“I’m fine!” you say quickly, to get Justin Trudeau to stop thumping you on the back. “Sorry,” you add. “That was embarrassing.” You take a drink of water and try to compose yourself. People start to wander back to their tables, but you can hear them whispering.
“You’ll have to excuse us,” Justin Trudeau says to Felix, even though his eyes are still locked on you. “I should get her home. I think we both need some time to recover.” You can’t help but notice that his hand is still resting on your back.
Back in the car, Justin Trudeau seems genuinely shaken. You’re touched by his concern, and you try to reassure him by explaining that you were only pretending to choke. But instead of congratulating you on your quick-thinking, he gets really mad.
“What do you mean ‘pretending to choke is your signature move’?” he demands, his face red with anger.

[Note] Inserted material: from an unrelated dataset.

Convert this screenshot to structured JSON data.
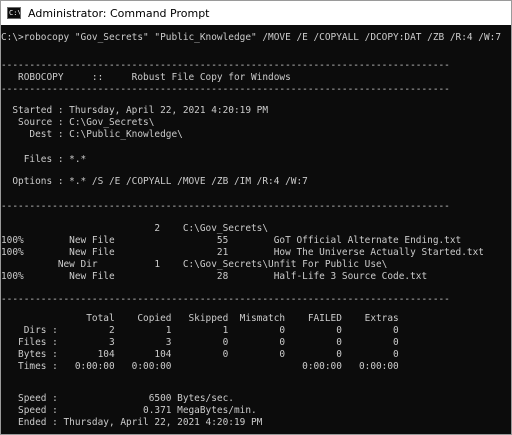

“I just mean it’s my signature move! The same way your signature move is that thing where you balance yourself on a table. You know what I mean, right? Look, I have a photo in my wallet,” you say, reaching for your wallet.
“Don’t try to change the subject.” he snaps.
“I don’t see what the big deal is,” you sigh. “I pretend to choke all the time. It’s a great way to get out of awkward or boring situations,” you add, giving him a helpful life tip.
“I thought you were actually choking!” he shouts. “You scared the hell out of me. You have to promise to never do that again.”
“No deal!” you say, because you’re a tough negotiator. “If it wasn’t for fake choking, I probably never would have even been elected.” Which is true. You pretended to choke during three different debates—twice to get out of answering a difficult question, and once because you just thought it was going on a little long.
“I’m starting to think that this whole thing was a mistake,” he says, almost to himself.
You feel a little sick to your stomach. Has hot dog night betrayed you yet again? Or are you just scared that you’re about to lose your fake boyfriend, and all of the free breakfast sandwiches that come along with having a fake boyfriend?
“Our goal tonight was for people to see us together, right?” you argue. “And that’s exactly what happened. Everyone in the restaurant saw us together!”
“I guess that’s technically true,” he says grudgingly.
“Plus, you looked like a hero. I can see the headlines now: “TRUDEAU DOESN’T ‘CHOKE’ UNDER PRESSURE: PRIME MINISTER PERFORMS HEIMLICH MANEUVER AND SAVES THE LIFE OF BEAUTIFUL AND MYSTERIOUS WOMAN.”
“Wow, were you a headline writer in a previous life?” he asks dryly, but you can see the hint of a smile on his face.
“Yes,” you say, because you did use to be a headline writer.
“Look,” he says, his expression turning serious again. “If we are going to do this, I need to be able to trust you.” He maneuvers his car into a spot in front of your building and then turns to face you. “You can’t pull stunts like that without talking about it with me first. So, do you have any other ‘signature moves’ I should know about?”
“No,” you say, wondering if faking your own death counts.
“OK then,” he says. One side of his mouth turns up in an adorable lopsided smile. “Are you free on Saturday?”
“Yes,” you say, grinning widely. You’re surprised by how relieved you feel. For a second there, you felt certain that he was going to break up with you. Then he’d probably make you give back his 2018 Polio Eradication Champion Award, and you would no longer be the polio eradication champion.
You continue staring into each other’s eyes for a long moment.
“Are you going to get out of my car?” he finally asks. Then you have to get out of his car, because it would be awkward not to.
Thanks for reading, and check back soon for Chapter 4, which I’m definitely going to write!